Wheaton College Norton, Massachusetts

Tianna Lall

Small school, big rewards: I originally wanted to go to school in an urban environment. However, my eye fell on Wheaton, and I took the chance. Wheaton seemed to be the school where I would  be challenged, and where I would get the best experiences out of my four years. I really love the tight-knit environment here. It is very easy to talk with professors, and they’re open to listening to what students have to say. I can take advantage of the beauty of nature here, and can always find a quiet spot to study.

Challenging class: My most favored yet most challenging class would have to be my English 101 course, “Writing about Image and Reality,” with Professor Sherry Mason. Her class has a very uplifting mood, especially when Smudge, her furry [canine] companion, accompanies her. She may be one of the toughest graders you’ll ever encounter, but I walked away knowing a lot more than when I started. The woman knows her stuff.

Roots in Trinidad: I have lived in the United States for almost all of my life, but I was born in Trinidad and raised under its traditions. My parents always told me to do what I think is right, and that hard work pays off. This has been instilled in me, and I still follow it here at Wheaton.

Posse Scholarship: I feel very fortunate to be on the Posse Scholarship. It is such an honor. My family would not have been able to send me to college due to its high cost, and my Posse Scholarship helped me to get here. I am the first to go to college in my family.

New directions: In my first three months here, I realize I’ve changed a lot. College was a huge transition in my life. I’ve learned that I can handle a much heavier workload than before. I’ve discovered that time here goes by very quickly, and I am hoping to get a lot out of my four years here at Wheaton. It’s all about self-discovery. I always had the intention of majoring in psychology and going on to grad school to get my teaching license.

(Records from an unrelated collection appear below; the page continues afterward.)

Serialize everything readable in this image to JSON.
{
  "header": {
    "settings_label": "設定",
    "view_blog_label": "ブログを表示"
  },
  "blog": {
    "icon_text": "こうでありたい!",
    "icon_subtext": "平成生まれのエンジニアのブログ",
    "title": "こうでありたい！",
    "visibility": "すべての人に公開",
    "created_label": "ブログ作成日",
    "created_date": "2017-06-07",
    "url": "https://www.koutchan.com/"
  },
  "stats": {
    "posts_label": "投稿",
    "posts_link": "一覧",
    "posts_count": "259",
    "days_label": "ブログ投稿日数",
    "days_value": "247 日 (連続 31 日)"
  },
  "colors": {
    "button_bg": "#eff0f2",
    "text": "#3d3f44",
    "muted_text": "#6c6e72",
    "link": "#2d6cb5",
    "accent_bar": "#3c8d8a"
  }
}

However, I discover new things about myself every day, so I wouldn’t be surprised if my major took a 180-degree turn. I’m open to trying new things.

Amanda DeGroff ’12